Every year between September 1st and November 30th the Summit County Metroparks host their annual Fall Hiking Spree. Hikers must complete 8 of the 15 trails listed in order to receive a metal badge that adorns the hiking stick you will receive upon completion of your first hiking spree. Spree is free to all Summit Co. residents, non-residents may participate but to receive hiking rewards it is $10 first year then $5 for veteran hikers.
List and more information can be found here.
For us, the hiking spree really motivated us to get out and explore more of the area's metroparks, sure we had a handful of favorites already, but years ago when we were new to the area it pushed us to explore more of the parks that we wouldn't have explored otherwise and we ended up finding a few new favorites.
This year to inspire all of you to get out and explore I'll be posting about each of the trails and hikes we complete. I'd love to hear your feedback about your experiences on each of the trails we post!
Oct 26, 2015 - Wood Hollow
The newest of the Metro Parks! Welcome Wood Hollow!
Thanks to an anonymous donation of 150 acres, this park, which had never imagined to be, has become a reality! The anonymous donor who enjoys the parks and the Fall Hiking Spree was inspired to donate the land, and we thank them!
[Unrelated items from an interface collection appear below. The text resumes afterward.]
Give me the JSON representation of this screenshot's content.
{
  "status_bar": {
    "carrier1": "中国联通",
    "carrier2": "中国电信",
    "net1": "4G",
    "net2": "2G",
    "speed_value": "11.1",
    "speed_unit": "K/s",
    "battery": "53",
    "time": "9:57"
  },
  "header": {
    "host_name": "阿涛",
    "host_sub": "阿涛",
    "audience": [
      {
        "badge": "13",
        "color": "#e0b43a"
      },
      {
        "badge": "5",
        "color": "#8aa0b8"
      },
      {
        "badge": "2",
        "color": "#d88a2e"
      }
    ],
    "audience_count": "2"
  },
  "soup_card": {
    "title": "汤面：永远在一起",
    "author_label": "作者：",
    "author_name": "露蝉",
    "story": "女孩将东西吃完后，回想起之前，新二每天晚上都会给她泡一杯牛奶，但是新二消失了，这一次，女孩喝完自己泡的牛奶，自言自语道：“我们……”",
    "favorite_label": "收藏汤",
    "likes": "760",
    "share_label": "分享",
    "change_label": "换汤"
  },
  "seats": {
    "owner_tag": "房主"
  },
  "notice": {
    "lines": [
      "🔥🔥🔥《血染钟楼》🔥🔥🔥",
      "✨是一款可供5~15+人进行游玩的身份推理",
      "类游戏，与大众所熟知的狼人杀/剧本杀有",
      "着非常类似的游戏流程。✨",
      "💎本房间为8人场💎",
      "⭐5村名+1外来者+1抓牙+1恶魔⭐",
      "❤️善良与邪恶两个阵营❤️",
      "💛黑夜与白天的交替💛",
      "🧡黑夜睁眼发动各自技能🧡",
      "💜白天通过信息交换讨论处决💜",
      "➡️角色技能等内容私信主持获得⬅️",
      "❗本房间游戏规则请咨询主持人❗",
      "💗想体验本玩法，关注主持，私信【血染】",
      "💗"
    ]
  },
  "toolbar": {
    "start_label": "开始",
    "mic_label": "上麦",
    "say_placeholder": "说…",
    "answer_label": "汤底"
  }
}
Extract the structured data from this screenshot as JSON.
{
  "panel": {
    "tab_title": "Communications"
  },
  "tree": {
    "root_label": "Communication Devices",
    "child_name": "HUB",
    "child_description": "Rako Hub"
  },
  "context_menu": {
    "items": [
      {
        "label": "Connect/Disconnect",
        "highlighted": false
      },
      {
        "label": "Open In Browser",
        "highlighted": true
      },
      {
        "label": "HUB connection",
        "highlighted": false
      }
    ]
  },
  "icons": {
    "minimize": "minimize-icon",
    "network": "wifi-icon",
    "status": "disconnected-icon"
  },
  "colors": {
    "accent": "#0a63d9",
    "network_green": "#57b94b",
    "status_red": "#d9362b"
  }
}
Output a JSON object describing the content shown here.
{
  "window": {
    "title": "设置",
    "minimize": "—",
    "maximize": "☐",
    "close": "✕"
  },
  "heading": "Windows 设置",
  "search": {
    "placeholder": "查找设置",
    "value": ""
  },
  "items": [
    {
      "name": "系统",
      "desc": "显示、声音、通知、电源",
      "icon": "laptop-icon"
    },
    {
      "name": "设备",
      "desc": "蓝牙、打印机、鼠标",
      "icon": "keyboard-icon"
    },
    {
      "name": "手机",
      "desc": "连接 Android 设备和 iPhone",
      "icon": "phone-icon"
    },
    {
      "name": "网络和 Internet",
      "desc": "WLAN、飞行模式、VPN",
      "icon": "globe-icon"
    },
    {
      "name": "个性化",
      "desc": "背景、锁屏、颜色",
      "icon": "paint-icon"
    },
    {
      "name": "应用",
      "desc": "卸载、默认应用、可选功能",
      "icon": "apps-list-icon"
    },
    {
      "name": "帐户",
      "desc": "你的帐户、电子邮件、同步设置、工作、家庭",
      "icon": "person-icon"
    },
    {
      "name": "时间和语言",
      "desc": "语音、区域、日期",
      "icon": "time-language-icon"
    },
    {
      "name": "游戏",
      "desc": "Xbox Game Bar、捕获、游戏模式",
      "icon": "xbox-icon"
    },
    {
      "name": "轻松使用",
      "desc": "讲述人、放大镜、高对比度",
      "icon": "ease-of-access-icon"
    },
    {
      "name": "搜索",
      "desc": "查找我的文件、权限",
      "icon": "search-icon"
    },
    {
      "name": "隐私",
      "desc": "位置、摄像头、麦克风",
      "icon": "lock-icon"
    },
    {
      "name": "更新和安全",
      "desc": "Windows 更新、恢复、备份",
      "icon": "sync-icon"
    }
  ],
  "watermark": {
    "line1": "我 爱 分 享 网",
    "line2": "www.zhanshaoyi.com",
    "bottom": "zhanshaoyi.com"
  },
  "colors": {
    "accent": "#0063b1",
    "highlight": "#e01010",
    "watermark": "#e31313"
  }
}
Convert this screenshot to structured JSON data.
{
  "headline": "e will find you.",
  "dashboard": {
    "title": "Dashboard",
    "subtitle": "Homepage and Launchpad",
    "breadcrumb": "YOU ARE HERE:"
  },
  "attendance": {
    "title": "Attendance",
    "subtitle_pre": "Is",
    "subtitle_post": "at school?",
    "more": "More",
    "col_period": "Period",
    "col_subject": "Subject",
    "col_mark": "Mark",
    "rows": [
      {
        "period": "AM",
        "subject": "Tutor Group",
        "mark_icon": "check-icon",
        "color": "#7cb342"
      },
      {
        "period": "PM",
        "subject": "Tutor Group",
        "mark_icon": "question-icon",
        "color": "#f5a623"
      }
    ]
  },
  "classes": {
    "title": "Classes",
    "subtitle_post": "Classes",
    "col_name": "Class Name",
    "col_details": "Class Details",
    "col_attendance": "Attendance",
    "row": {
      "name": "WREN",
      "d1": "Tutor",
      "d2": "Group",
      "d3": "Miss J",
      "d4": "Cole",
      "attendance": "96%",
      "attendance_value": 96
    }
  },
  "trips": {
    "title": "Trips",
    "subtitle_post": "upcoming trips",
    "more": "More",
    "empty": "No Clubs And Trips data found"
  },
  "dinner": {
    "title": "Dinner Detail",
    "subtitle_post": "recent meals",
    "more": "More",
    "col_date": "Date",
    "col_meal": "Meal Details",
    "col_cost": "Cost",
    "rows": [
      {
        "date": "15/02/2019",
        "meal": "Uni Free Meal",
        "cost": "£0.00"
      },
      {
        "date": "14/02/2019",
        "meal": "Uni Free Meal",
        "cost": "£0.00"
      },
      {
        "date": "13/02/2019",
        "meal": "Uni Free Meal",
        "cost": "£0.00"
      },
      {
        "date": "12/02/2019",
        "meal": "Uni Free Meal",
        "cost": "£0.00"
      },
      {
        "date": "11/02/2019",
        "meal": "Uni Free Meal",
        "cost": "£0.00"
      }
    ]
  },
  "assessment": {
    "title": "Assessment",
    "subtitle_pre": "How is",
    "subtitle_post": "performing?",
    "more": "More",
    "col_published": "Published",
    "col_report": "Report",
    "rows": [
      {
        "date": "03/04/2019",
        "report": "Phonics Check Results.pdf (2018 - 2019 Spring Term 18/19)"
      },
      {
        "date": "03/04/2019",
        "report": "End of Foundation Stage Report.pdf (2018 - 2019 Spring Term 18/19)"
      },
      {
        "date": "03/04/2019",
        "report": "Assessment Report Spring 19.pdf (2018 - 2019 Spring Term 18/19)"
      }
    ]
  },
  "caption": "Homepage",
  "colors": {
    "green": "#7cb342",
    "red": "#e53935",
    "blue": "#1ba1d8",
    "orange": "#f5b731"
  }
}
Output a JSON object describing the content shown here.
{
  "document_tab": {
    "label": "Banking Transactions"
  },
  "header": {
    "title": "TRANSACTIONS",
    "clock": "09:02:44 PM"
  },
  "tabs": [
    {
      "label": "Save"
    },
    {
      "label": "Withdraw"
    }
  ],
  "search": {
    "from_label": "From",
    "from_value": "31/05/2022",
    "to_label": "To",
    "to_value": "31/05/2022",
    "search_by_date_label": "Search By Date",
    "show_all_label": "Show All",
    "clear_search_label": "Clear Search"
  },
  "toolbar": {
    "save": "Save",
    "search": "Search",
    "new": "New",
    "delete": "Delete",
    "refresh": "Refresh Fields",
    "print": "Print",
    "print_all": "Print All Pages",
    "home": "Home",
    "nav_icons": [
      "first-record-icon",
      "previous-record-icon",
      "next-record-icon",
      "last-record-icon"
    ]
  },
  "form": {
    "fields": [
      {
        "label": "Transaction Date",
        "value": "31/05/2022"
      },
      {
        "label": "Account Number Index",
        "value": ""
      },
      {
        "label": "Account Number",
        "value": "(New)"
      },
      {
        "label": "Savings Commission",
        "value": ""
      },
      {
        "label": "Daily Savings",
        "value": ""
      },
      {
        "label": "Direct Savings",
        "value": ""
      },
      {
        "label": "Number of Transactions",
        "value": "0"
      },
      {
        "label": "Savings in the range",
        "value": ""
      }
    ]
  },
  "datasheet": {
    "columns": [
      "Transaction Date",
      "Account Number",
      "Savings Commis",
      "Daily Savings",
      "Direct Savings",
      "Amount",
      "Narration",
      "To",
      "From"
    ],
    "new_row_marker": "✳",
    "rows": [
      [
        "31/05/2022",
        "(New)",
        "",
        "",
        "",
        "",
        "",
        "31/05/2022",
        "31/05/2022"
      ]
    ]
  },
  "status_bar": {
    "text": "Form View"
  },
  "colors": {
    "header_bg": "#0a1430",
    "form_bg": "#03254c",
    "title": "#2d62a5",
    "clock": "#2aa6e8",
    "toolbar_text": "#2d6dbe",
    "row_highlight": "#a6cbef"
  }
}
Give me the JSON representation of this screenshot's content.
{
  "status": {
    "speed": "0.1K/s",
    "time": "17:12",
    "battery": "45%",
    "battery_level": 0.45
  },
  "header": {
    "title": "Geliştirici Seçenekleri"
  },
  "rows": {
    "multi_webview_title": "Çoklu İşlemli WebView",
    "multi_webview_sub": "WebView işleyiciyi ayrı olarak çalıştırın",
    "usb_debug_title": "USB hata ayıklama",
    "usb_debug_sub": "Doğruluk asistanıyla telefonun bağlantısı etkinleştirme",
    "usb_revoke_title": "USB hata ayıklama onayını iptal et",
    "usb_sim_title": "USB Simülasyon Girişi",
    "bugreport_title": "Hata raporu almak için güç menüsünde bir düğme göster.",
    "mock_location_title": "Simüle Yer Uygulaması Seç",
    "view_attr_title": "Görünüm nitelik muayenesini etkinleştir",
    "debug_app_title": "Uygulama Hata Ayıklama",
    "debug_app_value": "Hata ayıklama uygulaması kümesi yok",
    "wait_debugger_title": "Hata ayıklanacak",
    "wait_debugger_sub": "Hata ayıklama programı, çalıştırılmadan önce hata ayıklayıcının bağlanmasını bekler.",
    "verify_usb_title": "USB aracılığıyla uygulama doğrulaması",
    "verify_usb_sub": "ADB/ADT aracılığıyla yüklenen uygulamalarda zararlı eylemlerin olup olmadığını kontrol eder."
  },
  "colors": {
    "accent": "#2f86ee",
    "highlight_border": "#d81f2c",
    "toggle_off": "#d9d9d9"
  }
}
If you haven't ventured out to explore this park yet, I highly encourage you to! It's an easy trail (1,c - basic, easy rating) but there's so much to be seen.
A winding trail takes you along boardwalks and freshly fallen leaves, through wetlands, forests, and ending in the meadow.
The day we went was perfect, the air was crisp but the sun was warm, the leaves had reached their peak colors and the sun was determined to highlight each and every one of them.
Go out and welcome this new trail to the Metro Park family!
Wildlife we saw:
Chipmunks - so many chipmunks!
Oct. 26, 2015 - Liberty Ledges
The Liberty Park Ledges is one of those parks that opens the door to a magical realm, caves, lichen, mosses, all amplify the sculptural properties of the sandstone cliffs, rocks, and ledges.
On our hike, we decided to travel backwards, starting with the boardwalk and open wetlands then trailing up to the ledges. The boardwalk is nice, the birds are abundant, and the view is nice, but the real 'meat' of the trail is the ledges.
Here the moss glows a brilliant green as it clings to the rocks and trees along the path, entering the cave takes you to another place in time where you can't help but be in awe of the beauty and peace which surrounds you. Pause a moment to think about the trees flourishing on the edge of the ledges, their root systems cast over the edge trailing down.
It is a magical world out there, if you just take a moment to see it.
From the Summit Metro Park's Page...
"Long before Liberty Park was formed, humans in prehistory camped here, drank the clean, cold springs and hunted game. Upon European settlement, trees were cleared for farming, but maples were spared for their sweet sap.Today, the 3,000-acre Liberty Park harbors countless rare and endangered species, including Indiana bats, marsh wrens, ospreys and bald eagles. Other creatures seen here include beavers, long-tailed weasels, red-backed salamanders, wood frogs, painted turtles and numerous dragonflies and butterflies. Large trees exist on rock ledges and in wetlands within the conservation area, where fens and bogs are "protected" by poison sumac and swamp rose. In 2006, Liberty Park was designated as an Important Bird Area by the Audubon Society."
Wildlife we saw:
Squirrels & chipmunks
Chickadees and other common small birds.
Since 2015 we have been exploring and sharing all the amazing things we’ve found in nature.
Emily is an Ohio Certified Volunteer Naturalist who is most often found out in the woods.